Recorded data:
[Start of section]

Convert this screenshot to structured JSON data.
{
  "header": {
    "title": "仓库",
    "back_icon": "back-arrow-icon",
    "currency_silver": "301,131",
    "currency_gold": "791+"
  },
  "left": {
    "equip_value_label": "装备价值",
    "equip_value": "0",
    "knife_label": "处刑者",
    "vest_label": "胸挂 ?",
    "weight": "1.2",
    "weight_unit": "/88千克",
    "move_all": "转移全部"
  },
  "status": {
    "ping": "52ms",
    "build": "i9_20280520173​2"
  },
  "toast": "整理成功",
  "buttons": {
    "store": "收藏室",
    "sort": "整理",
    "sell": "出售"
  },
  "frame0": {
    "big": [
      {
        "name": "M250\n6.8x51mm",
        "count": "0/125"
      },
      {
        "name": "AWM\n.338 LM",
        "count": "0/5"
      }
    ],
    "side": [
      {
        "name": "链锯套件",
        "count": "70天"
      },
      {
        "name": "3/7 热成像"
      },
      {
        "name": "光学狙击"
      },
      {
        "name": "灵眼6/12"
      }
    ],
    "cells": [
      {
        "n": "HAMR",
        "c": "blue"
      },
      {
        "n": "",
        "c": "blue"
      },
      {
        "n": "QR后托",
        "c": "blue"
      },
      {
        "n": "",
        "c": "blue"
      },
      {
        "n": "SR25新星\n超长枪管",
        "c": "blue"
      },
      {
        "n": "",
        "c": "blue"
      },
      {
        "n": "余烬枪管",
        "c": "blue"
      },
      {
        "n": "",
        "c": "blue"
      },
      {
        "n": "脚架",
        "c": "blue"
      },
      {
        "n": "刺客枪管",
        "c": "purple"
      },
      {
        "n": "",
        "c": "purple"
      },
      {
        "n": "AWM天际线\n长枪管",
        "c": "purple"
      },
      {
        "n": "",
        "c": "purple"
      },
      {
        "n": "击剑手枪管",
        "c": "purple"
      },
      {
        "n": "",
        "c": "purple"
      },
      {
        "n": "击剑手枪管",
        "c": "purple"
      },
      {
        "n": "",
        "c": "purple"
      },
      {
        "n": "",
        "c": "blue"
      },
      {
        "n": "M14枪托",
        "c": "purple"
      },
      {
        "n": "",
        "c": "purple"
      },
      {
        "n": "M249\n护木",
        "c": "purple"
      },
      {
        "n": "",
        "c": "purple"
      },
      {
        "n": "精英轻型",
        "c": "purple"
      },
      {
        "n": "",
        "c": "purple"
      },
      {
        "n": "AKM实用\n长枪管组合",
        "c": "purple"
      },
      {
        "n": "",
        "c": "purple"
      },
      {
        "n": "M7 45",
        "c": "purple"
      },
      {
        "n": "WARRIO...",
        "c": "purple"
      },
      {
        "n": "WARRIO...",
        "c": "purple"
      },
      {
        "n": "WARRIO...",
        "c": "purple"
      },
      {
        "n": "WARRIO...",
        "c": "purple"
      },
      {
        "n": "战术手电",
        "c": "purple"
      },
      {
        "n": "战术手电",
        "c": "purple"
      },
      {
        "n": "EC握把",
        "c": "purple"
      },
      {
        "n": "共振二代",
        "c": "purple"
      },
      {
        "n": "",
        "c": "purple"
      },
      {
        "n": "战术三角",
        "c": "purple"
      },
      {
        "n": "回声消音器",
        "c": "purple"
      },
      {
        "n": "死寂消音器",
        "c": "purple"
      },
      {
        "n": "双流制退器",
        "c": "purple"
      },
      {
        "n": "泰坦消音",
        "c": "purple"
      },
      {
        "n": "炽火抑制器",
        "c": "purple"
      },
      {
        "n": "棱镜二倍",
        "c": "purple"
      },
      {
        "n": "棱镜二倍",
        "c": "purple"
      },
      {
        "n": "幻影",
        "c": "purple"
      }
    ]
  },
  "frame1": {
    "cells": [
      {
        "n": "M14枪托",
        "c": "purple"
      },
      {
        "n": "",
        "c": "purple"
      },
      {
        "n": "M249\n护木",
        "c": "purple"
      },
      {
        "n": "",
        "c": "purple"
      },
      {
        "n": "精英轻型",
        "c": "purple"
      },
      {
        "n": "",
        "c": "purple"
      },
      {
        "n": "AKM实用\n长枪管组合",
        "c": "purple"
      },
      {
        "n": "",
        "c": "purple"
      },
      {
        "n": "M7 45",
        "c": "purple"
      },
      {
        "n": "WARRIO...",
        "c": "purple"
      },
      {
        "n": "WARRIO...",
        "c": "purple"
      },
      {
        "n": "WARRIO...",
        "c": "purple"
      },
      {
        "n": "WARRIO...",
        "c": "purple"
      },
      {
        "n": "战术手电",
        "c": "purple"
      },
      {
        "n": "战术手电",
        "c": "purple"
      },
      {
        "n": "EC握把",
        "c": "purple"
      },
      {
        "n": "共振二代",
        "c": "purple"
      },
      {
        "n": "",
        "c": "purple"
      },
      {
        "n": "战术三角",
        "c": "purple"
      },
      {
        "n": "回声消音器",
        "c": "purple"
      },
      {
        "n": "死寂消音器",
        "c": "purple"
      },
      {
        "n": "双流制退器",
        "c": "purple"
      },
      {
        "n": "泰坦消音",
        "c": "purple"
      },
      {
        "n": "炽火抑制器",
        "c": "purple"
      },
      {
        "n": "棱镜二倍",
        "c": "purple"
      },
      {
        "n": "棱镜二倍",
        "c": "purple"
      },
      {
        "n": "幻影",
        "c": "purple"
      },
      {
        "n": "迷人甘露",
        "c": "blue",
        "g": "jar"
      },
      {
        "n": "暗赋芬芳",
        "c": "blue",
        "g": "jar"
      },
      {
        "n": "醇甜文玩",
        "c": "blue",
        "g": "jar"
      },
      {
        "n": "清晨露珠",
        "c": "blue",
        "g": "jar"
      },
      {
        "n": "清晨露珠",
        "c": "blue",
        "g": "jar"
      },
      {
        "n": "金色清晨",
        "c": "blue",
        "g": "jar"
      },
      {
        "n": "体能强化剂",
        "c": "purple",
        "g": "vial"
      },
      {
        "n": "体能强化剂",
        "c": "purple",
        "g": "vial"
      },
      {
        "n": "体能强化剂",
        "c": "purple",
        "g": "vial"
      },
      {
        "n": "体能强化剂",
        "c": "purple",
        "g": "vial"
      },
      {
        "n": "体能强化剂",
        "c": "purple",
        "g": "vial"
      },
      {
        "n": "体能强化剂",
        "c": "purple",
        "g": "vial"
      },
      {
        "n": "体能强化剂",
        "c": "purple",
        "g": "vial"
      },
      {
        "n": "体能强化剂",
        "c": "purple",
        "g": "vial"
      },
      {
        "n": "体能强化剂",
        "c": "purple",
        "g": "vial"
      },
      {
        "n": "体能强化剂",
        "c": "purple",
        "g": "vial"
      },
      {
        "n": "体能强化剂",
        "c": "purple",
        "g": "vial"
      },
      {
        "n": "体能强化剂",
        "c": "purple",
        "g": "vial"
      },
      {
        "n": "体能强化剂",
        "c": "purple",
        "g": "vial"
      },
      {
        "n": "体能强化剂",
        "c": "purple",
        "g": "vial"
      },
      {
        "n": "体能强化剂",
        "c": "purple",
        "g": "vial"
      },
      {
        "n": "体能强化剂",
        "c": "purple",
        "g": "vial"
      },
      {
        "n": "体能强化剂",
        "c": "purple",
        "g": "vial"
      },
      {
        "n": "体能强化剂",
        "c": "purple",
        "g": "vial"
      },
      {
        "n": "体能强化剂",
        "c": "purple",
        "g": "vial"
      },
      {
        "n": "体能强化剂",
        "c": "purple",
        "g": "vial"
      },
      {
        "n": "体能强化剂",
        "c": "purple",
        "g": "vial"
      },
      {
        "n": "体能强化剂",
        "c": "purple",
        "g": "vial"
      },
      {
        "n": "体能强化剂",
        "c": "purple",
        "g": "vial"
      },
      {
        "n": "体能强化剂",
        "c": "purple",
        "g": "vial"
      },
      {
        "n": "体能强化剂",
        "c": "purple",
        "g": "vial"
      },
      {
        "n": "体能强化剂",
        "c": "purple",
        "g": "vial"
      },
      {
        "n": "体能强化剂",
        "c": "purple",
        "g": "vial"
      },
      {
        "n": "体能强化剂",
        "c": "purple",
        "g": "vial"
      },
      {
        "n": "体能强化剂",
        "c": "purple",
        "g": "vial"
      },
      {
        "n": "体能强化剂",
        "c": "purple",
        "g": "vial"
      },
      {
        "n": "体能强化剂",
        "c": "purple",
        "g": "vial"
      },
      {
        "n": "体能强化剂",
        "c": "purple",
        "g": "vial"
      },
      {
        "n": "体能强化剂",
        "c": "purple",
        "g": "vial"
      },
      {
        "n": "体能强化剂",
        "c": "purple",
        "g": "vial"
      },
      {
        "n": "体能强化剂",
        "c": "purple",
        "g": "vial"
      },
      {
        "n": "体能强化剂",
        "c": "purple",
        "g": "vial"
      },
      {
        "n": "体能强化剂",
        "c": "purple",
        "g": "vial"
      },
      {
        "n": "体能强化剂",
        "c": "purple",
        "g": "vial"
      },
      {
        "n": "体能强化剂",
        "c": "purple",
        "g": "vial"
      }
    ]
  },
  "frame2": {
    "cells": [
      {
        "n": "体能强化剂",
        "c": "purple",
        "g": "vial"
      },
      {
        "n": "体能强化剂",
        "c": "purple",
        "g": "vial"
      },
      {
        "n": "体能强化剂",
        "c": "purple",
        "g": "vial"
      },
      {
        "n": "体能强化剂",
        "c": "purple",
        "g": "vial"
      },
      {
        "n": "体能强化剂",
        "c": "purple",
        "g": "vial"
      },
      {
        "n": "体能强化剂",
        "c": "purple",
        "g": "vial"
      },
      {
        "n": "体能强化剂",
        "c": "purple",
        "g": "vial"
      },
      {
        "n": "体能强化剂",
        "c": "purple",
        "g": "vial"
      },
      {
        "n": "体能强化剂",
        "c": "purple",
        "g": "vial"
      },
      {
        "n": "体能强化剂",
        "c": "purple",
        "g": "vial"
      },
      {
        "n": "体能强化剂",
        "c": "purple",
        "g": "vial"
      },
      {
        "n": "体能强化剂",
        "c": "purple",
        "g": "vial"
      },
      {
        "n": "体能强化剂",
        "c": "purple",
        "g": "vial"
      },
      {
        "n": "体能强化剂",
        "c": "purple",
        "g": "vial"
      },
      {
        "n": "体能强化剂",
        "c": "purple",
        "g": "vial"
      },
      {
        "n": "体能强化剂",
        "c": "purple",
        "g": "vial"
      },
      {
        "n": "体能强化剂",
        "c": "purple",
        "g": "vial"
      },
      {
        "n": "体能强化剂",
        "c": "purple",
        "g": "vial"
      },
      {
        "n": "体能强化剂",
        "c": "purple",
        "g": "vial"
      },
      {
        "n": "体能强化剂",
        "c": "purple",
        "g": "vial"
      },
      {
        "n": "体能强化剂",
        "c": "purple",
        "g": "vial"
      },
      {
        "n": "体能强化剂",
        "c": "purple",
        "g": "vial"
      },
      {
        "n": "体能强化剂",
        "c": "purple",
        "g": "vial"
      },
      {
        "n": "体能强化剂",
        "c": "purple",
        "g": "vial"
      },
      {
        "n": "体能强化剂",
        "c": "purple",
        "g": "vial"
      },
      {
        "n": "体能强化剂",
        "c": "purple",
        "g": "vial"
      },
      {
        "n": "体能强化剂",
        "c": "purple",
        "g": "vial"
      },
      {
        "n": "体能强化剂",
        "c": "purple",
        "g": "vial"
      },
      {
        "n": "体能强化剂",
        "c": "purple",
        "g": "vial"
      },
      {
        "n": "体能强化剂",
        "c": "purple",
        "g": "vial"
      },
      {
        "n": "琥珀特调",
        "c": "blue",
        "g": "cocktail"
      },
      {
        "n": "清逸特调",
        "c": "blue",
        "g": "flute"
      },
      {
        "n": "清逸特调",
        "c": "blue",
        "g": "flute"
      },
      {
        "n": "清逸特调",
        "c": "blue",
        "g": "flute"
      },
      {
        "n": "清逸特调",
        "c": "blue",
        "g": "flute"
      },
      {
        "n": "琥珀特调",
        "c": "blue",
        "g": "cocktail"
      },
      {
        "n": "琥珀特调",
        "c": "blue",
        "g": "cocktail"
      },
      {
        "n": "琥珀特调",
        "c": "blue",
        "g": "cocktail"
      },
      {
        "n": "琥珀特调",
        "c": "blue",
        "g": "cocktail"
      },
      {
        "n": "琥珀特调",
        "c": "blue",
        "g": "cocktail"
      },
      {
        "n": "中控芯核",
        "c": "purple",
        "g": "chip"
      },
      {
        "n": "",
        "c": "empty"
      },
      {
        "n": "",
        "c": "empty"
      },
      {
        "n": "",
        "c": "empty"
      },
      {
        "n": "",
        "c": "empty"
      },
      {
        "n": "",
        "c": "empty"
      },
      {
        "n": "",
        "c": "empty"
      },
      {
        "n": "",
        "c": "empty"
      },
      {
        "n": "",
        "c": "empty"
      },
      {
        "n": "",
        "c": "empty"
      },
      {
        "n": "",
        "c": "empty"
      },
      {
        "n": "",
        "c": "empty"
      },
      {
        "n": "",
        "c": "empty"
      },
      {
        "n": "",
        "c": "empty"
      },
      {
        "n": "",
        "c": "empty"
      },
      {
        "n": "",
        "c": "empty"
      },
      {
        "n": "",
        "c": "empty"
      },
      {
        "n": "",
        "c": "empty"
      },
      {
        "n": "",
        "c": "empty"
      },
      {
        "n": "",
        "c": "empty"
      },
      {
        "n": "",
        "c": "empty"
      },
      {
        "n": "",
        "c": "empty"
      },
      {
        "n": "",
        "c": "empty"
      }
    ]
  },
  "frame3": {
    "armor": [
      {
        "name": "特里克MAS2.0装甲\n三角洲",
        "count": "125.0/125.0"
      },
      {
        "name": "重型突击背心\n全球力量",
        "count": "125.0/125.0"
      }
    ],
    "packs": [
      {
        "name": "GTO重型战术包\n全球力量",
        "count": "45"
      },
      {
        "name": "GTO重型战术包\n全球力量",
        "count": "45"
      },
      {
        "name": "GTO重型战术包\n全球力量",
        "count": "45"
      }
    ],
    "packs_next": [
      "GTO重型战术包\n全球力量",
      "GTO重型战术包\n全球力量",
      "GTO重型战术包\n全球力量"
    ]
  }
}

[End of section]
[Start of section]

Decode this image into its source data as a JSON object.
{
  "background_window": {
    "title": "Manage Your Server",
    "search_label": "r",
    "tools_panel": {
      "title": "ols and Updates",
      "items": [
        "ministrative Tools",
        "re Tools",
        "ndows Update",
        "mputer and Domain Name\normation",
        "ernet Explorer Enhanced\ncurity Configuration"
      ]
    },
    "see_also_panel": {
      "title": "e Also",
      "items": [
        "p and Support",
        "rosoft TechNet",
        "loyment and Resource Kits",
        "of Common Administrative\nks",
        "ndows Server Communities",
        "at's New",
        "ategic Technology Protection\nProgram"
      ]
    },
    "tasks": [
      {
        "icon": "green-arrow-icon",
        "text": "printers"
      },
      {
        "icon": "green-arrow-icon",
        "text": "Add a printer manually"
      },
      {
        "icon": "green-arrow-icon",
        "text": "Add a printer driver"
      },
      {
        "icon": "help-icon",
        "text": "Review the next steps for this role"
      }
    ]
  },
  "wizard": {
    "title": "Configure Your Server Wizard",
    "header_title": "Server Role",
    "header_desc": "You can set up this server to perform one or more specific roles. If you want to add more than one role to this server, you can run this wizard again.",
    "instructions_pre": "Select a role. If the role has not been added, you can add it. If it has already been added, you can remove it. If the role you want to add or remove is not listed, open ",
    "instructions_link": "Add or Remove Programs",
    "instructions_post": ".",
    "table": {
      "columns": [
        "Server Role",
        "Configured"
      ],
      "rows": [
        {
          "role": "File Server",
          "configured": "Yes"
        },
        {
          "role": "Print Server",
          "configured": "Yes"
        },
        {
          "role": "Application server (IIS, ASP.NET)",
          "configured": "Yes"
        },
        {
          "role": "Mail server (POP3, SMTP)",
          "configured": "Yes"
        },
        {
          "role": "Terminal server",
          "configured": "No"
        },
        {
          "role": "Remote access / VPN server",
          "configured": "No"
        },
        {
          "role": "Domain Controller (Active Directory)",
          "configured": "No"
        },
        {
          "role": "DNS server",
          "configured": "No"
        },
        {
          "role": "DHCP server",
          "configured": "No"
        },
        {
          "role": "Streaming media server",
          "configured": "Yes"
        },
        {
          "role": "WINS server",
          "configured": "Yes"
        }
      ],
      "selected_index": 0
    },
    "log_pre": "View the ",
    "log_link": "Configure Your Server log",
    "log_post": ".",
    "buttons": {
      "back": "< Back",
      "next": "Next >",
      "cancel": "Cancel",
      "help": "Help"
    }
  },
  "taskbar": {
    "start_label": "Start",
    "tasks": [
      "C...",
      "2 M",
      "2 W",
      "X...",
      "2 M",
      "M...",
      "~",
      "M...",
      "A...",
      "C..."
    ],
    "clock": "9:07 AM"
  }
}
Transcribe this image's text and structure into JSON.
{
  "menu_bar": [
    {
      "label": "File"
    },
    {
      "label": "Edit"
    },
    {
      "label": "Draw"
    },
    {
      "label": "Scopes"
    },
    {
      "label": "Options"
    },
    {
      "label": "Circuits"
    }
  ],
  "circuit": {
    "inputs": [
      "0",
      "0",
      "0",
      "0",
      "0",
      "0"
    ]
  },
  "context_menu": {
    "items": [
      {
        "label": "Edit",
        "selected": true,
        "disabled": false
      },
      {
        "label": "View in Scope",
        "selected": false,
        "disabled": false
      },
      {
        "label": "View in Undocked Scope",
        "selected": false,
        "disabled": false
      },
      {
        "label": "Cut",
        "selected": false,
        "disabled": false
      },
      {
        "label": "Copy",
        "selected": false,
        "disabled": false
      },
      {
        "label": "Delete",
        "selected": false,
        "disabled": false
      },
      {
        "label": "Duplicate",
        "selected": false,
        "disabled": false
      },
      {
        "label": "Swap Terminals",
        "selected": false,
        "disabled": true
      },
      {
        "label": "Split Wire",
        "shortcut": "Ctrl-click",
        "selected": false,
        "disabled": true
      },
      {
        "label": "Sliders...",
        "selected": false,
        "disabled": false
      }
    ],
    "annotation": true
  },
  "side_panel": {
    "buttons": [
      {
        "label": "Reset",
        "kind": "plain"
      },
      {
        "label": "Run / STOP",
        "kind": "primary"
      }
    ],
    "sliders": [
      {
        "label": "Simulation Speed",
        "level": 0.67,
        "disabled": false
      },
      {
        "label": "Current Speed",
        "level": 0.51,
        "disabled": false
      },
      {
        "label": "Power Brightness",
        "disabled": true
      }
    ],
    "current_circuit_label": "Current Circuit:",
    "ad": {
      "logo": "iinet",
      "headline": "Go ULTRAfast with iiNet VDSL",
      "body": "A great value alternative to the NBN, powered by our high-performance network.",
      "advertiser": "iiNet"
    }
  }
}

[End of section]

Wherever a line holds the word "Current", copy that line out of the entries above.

        "label": "Current Speed",
    "current_circuit_label": "Current Circuit:",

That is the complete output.